When my daughter was in school, she was friends with a very creative circle of kids. I adopted her friends as my extra children. To this day, I get called “Mom” by some, and it warms my heart.

Today those kids are grown.

One of them sent me an article that offers some excellent writing advice. The author of the article, Bushra Rehman, is on the staff of Poets & Writers and recently published her first novel. I have pulled selected tidbits from her article to teach us more about the craft of autobiographical writing.

For example, when writing autobiographical pieces, Rehman  says:

One of the drawbacks . . .  is that the people in your head are not imaginary. They’re real. They’re the people you love the most and are most afraid of losing.

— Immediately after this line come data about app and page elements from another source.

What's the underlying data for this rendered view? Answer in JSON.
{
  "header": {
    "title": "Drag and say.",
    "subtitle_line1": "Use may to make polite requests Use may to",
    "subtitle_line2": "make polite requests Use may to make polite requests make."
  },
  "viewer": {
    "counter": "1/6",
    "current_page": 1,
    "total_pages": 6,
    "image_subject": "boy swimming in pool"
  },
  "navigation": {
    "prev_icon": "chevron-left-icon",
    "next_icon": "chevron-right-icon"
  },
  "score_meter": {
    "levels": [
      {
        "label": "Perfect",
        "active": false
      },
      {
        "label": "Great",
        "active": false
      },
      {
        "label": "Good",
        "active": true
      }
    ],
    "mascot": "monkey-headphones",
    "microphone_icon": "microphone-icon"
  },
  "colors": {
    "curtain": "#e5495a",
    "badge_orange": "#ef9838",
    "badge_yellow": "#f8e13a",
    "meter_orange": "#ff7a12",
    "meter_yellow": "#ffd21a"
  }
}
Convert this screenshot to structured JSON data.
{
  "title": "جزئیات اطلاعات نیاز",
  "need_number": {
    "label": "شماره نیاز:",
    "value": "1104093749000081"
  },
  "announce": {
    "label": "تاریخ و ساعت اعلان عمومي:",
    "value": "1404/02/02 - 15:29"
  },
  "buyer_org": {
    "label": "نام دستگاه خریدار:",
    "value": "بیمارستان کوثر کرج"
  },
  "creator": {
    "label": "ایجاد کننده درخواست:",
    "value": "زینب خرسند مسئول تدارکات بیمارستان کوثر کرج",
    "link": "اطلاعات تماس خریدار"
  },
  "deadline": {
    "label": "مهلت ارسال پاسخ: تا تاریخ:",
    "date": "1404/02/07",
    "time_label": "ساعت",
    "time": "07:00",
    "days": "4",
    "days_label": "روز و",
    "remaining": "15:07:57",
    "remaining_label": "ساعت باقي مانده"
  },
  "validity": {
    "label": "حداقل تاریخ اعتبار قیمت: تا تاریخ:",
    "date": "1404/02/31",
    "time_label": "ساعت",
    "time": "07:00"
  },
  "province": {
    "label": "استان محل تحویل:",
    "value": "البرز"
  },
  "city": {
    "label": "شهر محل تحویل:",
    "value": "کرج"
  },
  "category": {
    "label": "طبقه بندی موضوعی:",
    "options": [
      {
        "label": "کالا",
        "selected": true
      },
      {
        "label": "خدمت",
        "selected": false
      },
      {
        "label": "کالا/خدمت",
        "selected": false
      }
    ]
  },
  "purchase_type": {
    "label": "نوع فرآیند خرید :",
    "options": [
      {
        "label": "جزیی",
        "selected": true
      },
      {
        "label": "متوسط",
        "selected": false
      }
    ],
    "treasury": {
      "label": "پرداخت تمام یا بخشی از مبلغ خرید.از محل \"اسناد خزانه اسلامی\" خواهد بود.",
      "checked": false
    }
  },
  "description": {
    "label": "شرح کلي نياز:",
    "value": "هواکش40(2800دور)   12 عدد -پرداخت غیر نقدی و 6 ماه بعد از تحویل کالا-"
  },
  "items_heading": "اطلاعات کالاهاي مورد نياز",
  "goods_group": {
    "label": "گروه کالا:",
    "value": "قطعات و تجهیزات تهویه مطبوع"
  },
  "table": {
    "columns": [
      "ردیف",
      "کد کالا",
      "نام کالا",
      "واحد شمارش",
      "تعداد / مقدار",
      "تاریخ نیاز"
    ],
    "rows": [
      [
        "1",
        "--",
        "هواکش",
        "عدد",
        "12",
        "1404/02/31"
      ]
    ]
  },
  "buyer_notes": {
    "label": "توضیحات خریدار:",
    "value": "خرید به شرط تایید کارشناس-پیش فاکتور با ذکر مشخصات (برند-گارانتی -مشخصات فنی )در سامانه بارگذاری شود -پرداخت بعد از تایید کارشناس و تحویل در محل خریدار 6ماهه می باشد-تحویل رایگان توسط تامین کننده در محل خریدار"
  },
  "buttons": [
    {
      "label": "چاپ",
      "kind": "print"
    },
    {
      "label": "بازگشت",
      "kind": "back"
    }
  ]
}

The consequence of telling someone’s story is something to consider when writing about real people. Don’t let it prevent you from telling your story, but consider what options may be available to protect the privacy and dignity of humans you know.

One way around the obstacle is to fictionalize your story. Change names, locations and the facts enough to allow the source of your inspiration to remain anonymous. Doing so not only protects the person from exposure, it also protects you from legal liability for disclosing that which may be deemed private or libelous by a court of law.

Rehman also talks about the therapeutic benefits of writing autobiographical material:

The truth is you don’t know the shape your work will take until it is written. Yes, you may feel a burning anger in the beginning, but when you write the story, you might be surprised by the gentle and compassionate portrayals you create. The very writing of the narrative will transform you and your memories.

Finally, being closely tied to the people behind your characters may color your portrayals of  the dark elements of a story. Rehman has developed a technique to help her in that circumstance:

You never even have to publish. I trick myself every time by saying I won’t. It’s one way I’ve learned to be honest in my writing–by lying to myself.

I giggled as I read the article my daughter’s friend shared with me. She knows I am writing novels. Do you think she worries about appearing in a book as one of my characters? I will promise her here and now, she won’t. At least not in any form that even she would recognize.

Fair enough?